• _How to complete this task_
For the entries that follow, count the lines containing the string "Call" and write only the number.

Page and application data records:
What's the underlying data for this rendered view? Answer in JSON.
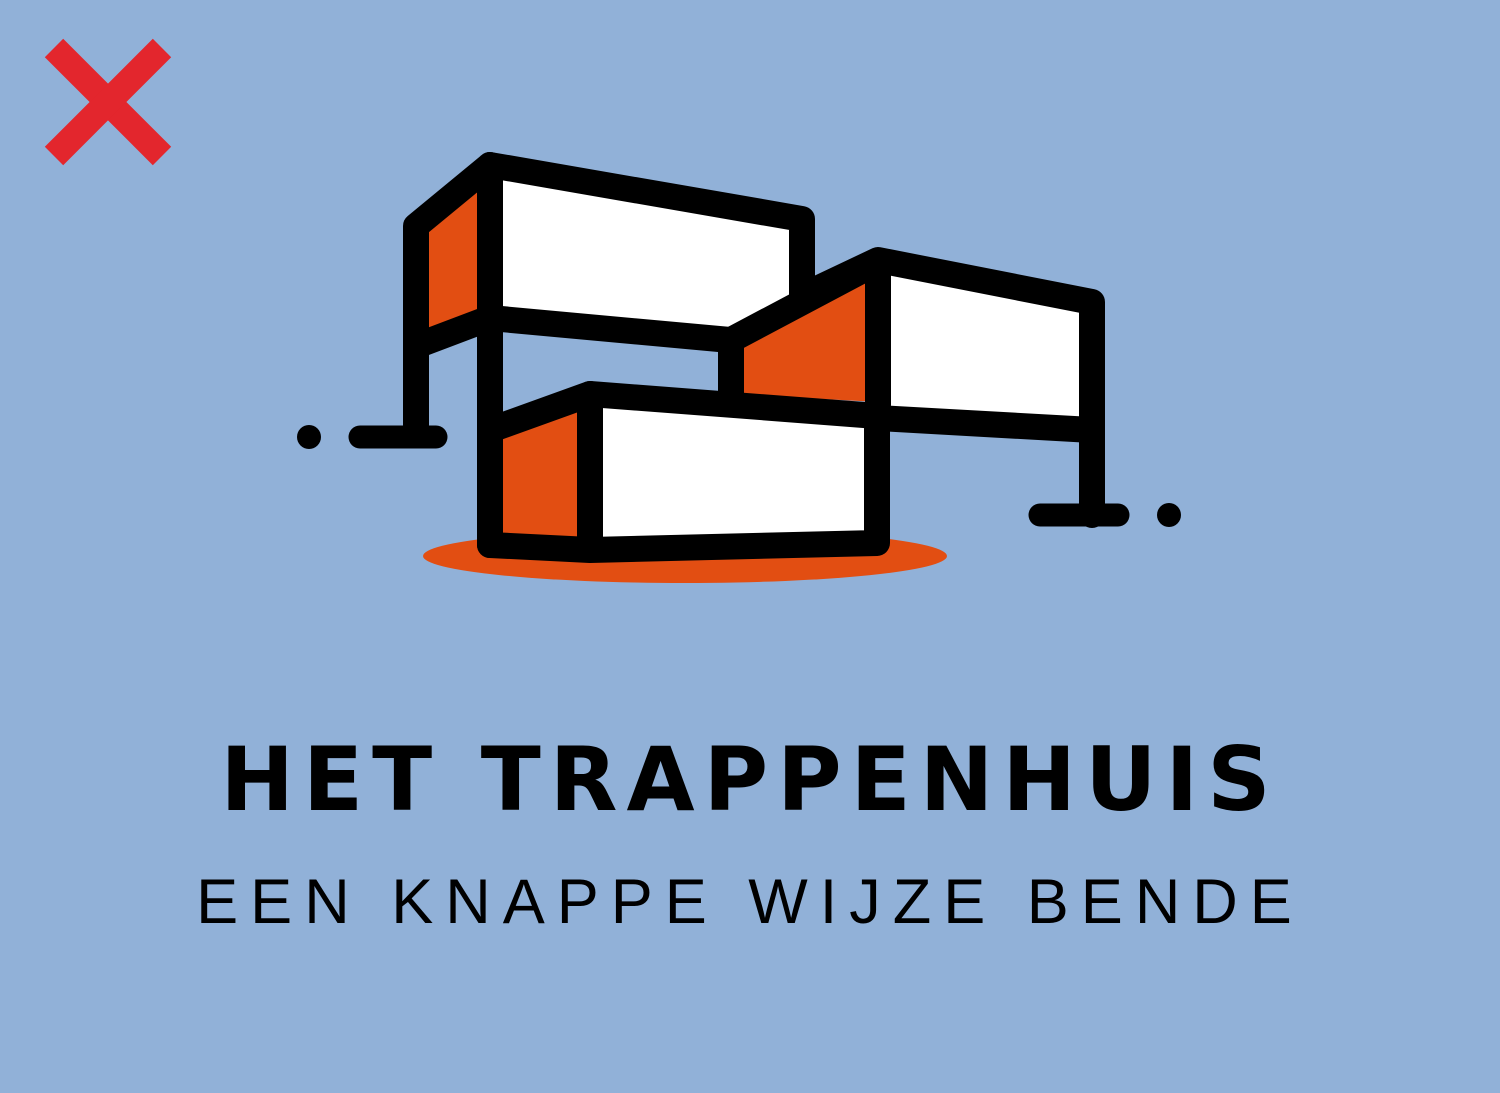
{
  "logo": {
    "title": "HET TRAPPENHUIS",
    "tagline": "EEN KNAPPE WIJZE BENDE"
  },
  "colors": {
    "background": "#91b1d8",
    "outline": "#000000",
    "accent_orange": "#e24e12",
    "fill_white": "#ffffff",
    "close_red": "#e3262d"
  },
  "icons": {
    "close": "close-icon",
    "logo": "building-stack-icon"
  }
}
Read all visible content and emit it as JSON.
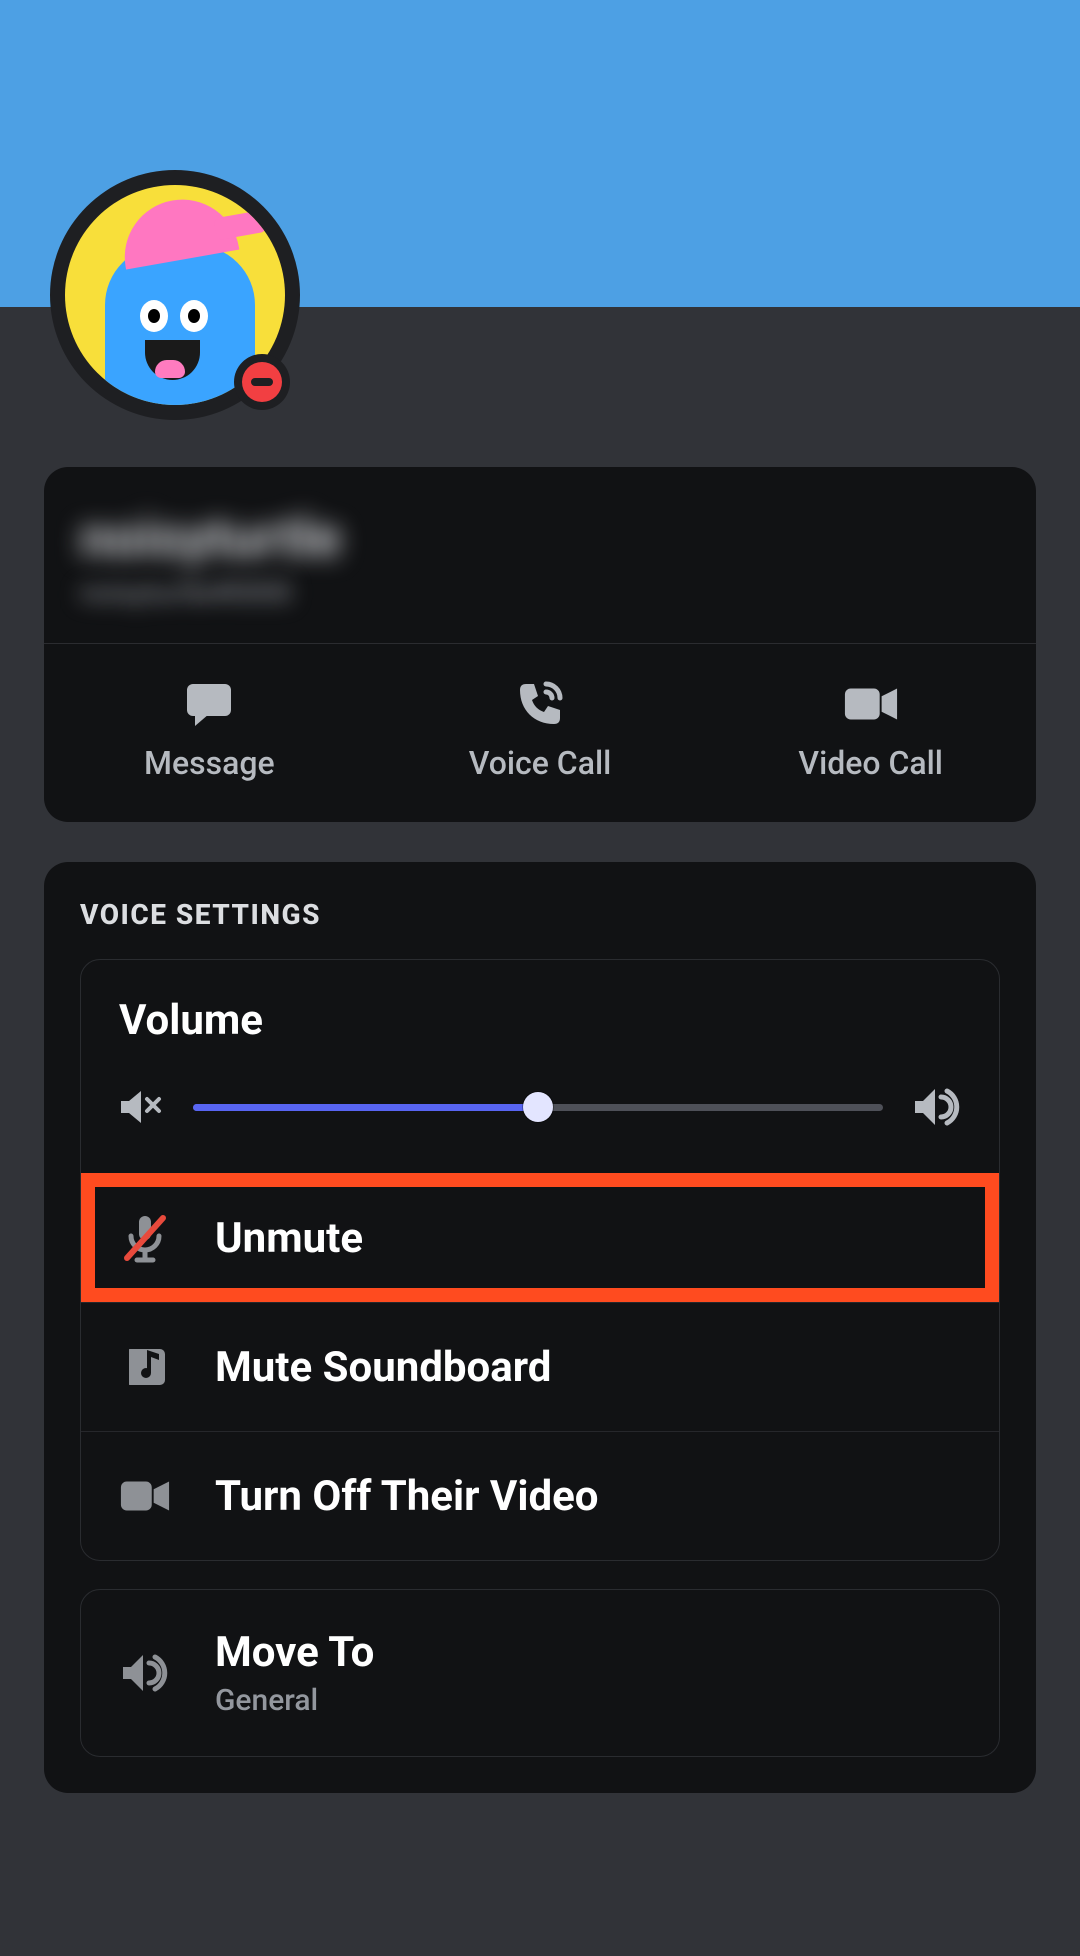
{
  "profile": {
    "display_name": "noisyturtle",
    "username_tag": "noisyturtle#0000",
    "status": "dnd",
    "banner_color": "#4da0e4"
  },
  "actions": {
    "message": "Message",
    "voice_call": "Voice Call",
    "video_call": "Video Call"
  },
  "voice_settings": {
    "section_title": "VOICE SETTINGS",
    "volume_label": "Volume",
    "volume_percent": 50,
    "unmute": "Unmute",
    "mute_soundboard": "Mute Soundboard",
    "turn_off_video": "Turn Off Their Video"
  },
  "move_to": {
    "label": "Move To",
    "channel": "General"
  }
}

• _The completed task_
2